The present gouache is from the second set of illustrations Stelletsky made for The Tale of Igor’s Campaign
, the famous 12th
century epic poem. The set consists of 54 works, 24 of which were shown at the Exposition d'Art Russe ancien et modern
in Brussels in May 1928. Stelletsky and Dobuzhinsky worked on the decor of this exhibition. The present lot is listed in the catalogue under no.911 as belonging to Henry Le Bœuf of Brussels, a famous banker, patron of the arts and music lover, who financed the construction of the Palais des Beaux-Arts designed by Victor Horta.
The art critic Sergei Makovsky (1877-1962) regarded these illustrations for The Tale of Igor’s Campaign

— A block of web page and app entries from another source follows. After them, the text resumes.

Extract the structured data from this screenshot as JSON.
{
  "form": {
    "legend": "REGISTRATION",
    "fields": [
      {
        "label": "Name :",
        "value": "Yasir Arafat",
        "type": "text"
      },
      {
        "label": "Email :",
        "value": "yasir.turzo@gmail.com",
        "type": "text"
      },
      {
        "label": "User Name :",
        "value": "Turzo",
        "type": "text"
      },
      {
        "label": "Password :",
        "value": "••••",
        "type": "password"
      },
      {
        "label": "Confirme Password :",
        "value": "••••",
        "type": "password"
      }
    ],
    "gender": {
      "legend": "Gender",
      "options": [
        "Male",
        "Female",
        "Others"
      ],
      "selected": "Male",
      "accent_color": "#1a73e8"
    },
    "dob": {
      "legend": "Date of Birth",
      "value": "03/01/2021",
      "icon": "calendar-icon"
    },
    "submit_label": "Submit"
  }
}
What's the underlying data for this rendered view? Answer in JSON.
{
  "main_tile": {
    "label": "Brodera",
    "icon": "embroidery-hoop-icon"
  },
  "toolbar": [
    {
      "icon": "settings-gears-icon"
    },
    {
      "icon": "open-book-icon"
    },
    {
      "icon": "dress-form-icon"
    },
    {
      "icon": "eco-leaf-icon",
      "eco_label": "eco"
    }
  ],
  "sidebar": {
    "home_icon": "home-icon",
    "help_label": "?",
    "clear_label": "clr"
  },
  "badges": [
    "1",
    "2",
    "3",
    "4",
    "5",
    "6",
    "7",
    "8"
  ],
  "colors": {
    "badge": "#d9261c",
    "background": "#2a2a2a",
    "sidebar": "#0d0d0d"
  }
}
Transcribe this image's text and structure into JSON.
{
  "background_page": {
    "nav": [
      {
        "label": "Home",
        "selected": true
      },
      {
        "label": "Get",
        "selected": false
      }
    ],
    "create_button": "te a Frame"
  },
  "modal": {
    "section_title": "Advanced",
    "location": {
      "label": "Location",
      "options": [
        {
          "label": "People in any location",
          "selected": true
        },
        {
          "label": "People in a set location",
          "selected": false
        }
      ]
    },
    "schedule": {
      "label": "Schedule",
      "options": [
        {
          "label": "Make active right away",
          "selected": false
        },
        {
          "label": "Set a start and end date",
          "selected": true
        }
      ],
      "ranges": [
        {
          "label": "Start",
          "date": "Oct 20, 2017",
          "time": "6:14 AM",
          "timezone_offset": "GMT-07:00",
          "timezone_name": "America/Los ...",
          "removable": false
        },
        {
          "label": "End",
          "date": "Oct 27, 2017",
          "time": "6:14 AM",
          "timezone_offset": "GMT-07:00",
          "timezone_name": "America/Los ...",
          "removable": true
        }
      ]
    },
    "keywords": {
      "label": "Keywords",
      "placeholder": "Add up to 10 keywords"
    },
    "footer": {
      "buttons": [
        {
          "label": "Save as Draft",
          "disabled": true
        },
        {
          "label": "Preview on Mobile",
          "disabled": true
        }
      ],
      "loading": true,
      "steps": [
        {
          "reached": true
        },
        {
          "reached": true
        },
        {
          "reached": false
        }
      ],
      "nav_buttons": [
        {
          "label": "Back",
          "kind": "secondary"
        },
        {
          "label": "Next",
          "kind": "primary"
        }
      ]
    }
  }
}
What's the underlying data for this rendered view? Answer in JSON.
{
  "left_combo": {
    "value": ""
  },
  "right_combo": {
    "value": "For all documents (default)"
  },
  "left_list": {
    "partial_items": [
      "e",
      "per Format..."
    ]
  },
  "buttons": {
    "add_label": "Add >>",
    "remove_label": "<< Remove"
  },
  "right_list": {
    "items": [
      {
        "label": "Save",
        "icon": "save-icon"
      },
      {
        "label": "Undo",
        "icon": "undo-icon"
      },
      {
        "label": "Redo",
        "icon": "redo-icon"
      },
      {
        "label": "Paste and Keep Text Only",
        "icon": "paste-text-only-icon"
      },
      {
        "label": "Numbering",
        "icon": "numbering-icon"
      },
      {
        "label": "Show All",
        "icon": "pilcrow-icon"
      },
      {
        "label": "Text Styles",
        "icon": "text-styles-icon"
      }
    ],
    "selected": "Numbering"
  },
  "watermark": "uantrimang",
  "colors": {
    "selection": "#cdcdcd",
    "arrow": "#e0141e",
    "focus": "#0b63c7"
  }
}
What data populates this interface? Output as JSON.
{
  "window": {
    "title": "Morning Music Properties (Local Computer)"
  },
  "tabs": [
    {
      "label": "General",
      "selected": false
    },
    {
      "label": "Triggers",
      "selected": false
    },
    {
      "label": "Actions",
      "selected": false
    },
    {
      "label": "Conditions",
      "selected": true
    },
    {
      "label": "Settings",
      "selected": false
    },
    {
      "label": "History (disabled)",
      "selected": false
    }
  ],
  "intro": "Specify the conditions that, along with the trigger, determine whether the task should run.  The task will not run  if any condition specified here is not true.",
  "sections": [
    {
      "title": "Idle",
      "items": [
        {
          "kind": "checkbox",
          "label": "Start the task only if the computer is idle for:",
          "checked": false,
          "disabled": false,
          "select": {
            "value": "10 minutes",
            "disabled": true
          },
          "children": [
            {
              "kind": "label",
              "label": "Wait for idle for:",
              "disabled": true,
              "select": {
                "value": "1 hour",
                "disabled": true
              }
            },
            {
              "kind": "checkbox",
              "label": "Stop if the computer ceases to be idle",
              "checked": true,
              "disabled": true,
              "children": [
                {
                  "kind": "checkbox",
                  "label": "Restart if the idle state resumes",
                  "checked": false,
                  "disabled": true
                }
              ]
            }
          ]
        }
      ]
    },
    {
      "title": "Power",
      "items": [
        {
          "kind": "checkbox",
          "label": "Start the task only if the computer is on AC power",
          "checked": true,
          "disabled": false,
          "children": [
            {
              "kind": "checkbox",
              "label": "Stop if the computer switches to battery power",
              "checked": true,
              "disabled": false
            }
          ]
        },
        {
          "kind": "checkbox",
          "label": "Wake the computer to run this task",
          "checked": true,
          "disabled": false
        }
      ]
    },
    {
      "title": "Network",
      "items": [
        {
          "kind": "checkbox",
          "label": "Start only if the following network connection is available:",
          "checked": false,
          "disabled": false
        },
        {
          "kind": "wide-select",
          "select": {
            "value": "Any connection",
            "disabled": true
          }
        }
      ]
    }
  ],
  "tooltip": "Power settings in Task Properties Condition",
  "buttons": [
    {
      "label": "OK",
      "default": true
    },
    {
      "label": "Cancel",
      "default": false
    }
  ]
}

together with the decoration for the Church of St Sergei of Radonezh as Stelletsky’s two major accomplishments. The fact that the remainder of the second version was stolen from Stelletsky when he was living in Sainte-Geneviève-des-Bois, makes the works acquired by Henry Le Bœuf especially rare.
The inscription in pencil on the reverse may either be the artist’s own hand or dictated by him, relate to the mighty warriors of Prince Igor on parade in the present work. Many elements follow the traditions of icon painting and are taken from Russian illuminated manuscripts, as well as from paintings from the old monasteries of Central and Northern Russia dating from the 12th
to the 16th
centuries, which the artist has studied first-hand before the Revolution.
Stylistic details such as the isocephalic arrangement of the pointed helmets; the treatment of the faces, hands and drapes which recalls icon painting; the horses' bodies made up of flat planes with strong outlines; the economy of form and the free treatment of the faces and details; the restrained colours and the flexible bodies; and the unrealistic colours of the horses’ robes lend this icon work a certain magic.
We are grateful to Cyril Semenoff-Tian-Chansky for providing this catalogue note.